The Florida Bar has certified 129 attorneys—nearly half of them based in South Florida—for their expertise in condominium and planned development law, as part of a new program that reflects the growth of planned community living in the state.

The 129 attorneys are the first to obtain this certification.

“There are so many condominiums and master planned communities in Florida … that we thought these communities have very specialized issues and needs, and the people who practice in that area should have the expertise,” said Margaret “Peggy” Rolando, a partner at Shutts & Bowen in Miami. She chairs the Condominium and Planned Development Law Committee at The Florida Bar.

While attorneys don’t need the certification to practice, it tells clients that these attorneys have the experience and expertise in this legal realm and have been peer reviewed for their qualifications, Rolando said.

The certification is for attorneys who have worked on any side of condominium and planned development law, whether representing developers in drafting documents or representing associations, but they have to show their experience.

“I think it’s a very good way of sending a signal to the consumer that the person who has this certification has the experience and expertise,” Rolando said.

To obtain the certification, attorneys must have practiced at least five years in this field, with 40 percent of that practice in three of the five years within this area, Rolando said.

In addition, attorneys have to complete 50 hours of continuing education classes in this field in the past three years. The attorneys can select where they take the courses, but the provider must be approved by the condominium and planned development committee.

The attorneys also have to pass a six-hour exam, but attorneys who have been practicing in this area of law for 20 years are exempt.

Such was the case with Eisinger, Brown, Lewis, Frankel & Chaiet founding member Dennis Eisinger and shareholder Jed Frankel in Hollywood, who were two of the 20 Broward County-based attorneys to get the certification.

The certification is a good way to help clients pick an attorney to represent them in condominium and planned development law disputes, Frankel said.

The program also shows how the residential landscape in Florida has evolved as condominiums and planned development communities become more common.

“It’s staggering what a large percentage of our population lives not only in condominiums but also in homeowners associations and co-ops. You look at the skyline and see all these buildings, and it’s really important that when people have issues in this area that they go to somebody who has this particular knowledge,” Frankel said. “This is one of those areas that you can’t pick up a book and become an expert because there’s so many different complications.”

The Condominium and Planned Development Law Committee, whose nine members are also practitioners in this legal realm, wrote and graded the exams, reviewed applicants’ peer reviews and oversee other certification duties.

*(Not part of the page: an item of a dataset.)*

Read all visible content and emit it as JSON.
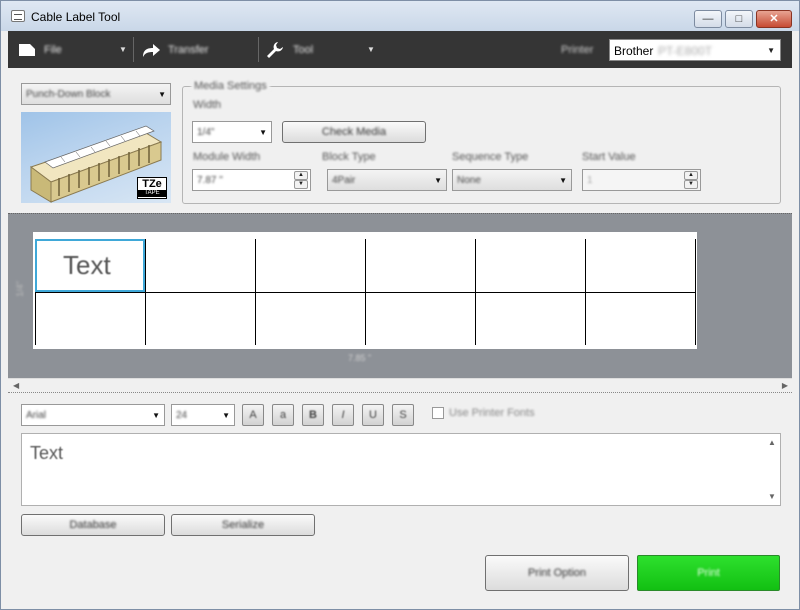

Out of the 129 certified attorneys, 17 are based in Miami-Dade County and 21 in Palm Beach, according to The Florida Bar’s website.

For a full list of all certified attorneys, visit https://www.floridabar.org/about/cert/cert-cp-mbrs/.

The applications for certification next year opened June 1 and must be postmarked Aug. 31. To apply and for more information, visit https://www.floridabar.org/about/cert/cert-cp/.